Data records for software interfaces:
=======
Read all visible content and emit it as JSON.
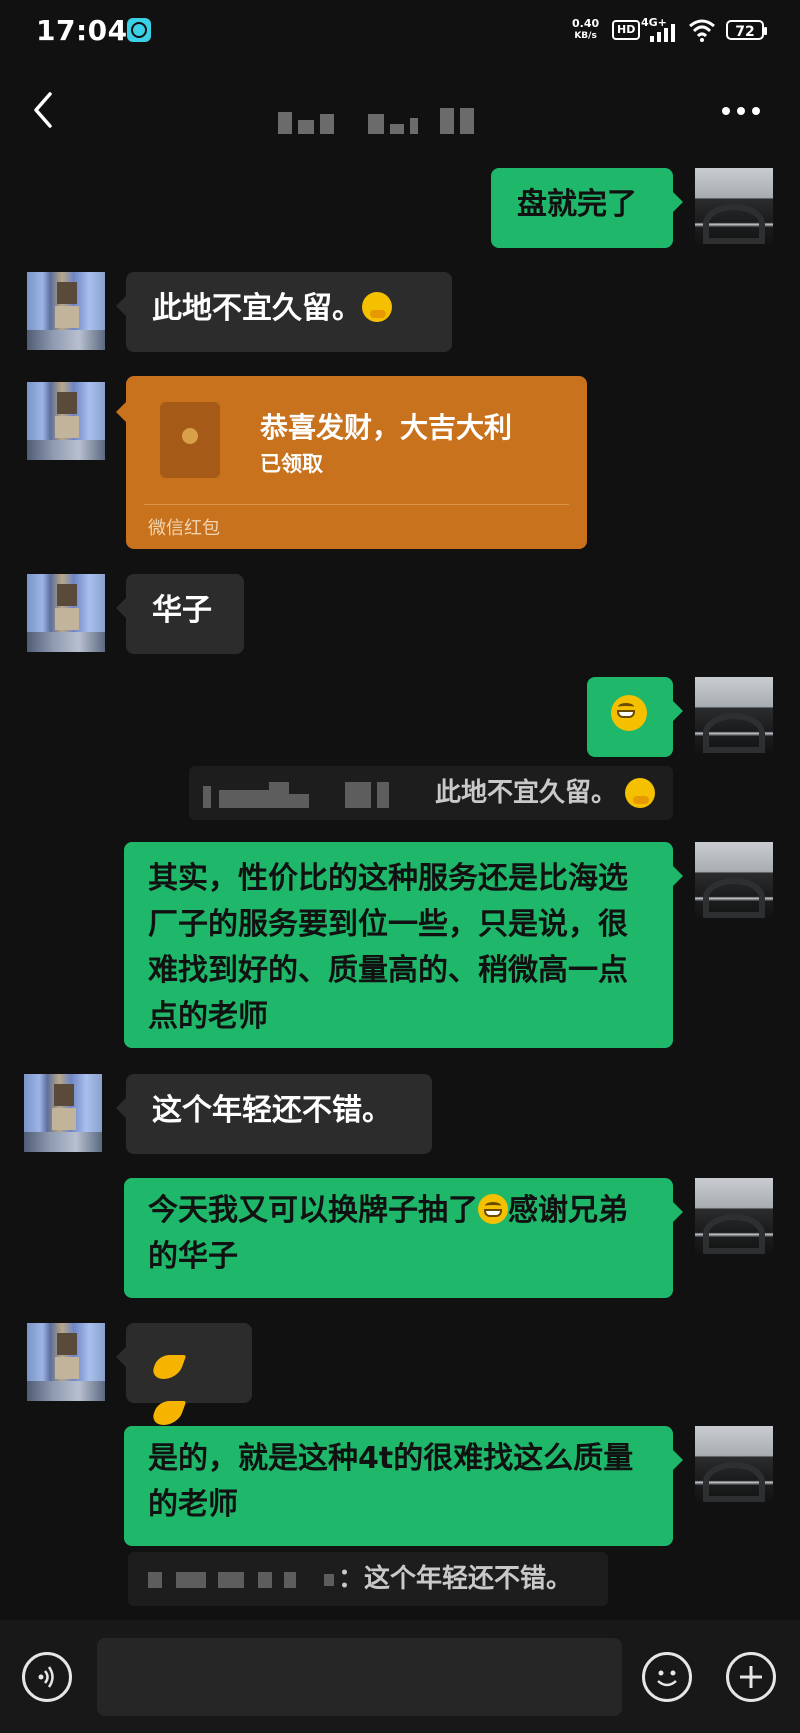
{
  "status_bar": {
    "time": "17:04",
    "net_speed_value": "0.40",
    "net_speed_unit": "KB/s",
    "hd": "HD",
    "network": "4G+",
    "battery": "72"
  },
  "header": {
    "back_icon": "chevron-left-icon",
    "more_icon": "more-dots-icon"
  },
  "messages": [
    {
      "side": "out",
      "text": "盘就完了"
    },
    {
      "side": "in",
      "text": "此地不宜久留。",
      "emoji": "thinking-face"
    },
    {
      "side": "in",
      "type": "red_packet",
      "title": "恭喜发财，大吉大利",
      "status": "已领取",
      "label": "微信红包"
    },
    {
      "side": "in",
      "text": "华子"
    },
    {
      "side": "out",
      "emoji": "grinning-face"
    },
    {
      "type": "quote",
      "text": "此地不宜久留。",
      "emoji": "thinking-face"
    },
    {
      "side": "out",
      "text": "其实，性价比的这种服务还是比海选厂子的服务要到位一些，只是说，很难找到好的、质量高的、稍微高一点点的老师"
    },
    {
      "side": "in",
      "text": "这个年轻还不错。"
    },
    {
      "side": "out",
      "text_before": "今天我又可以换牌子抽了",
      "emoji": "grinning-face",
      "text_after": "感谢兄弟的华子"
    },
    {
      "side": "in",
      "emoji": "folded-hands"
    },
    {
      "side": "out",
      "text": "是的，就是这种4t的很难找这么质量的老师"
    },
    {
      "type": "quote",
      "text": "：这个年轻还不错。"
    }
  ],
  "input_bar": {
    "voice_icon": "voice-icon",
    "emoji_icon": "emoji-icon",
    "add_icon": "plus-icon"
  }
}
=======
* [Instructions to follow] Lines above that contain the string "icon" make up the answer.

* [Solved exercise]
    "back_icon": "chevron-left-icon",
    "more_icon": "more-dots-icon"
    "voice_icon": "voice-icon",
    "emoji_icon": "emoji-icon",
    "add_icon": "plus-icon"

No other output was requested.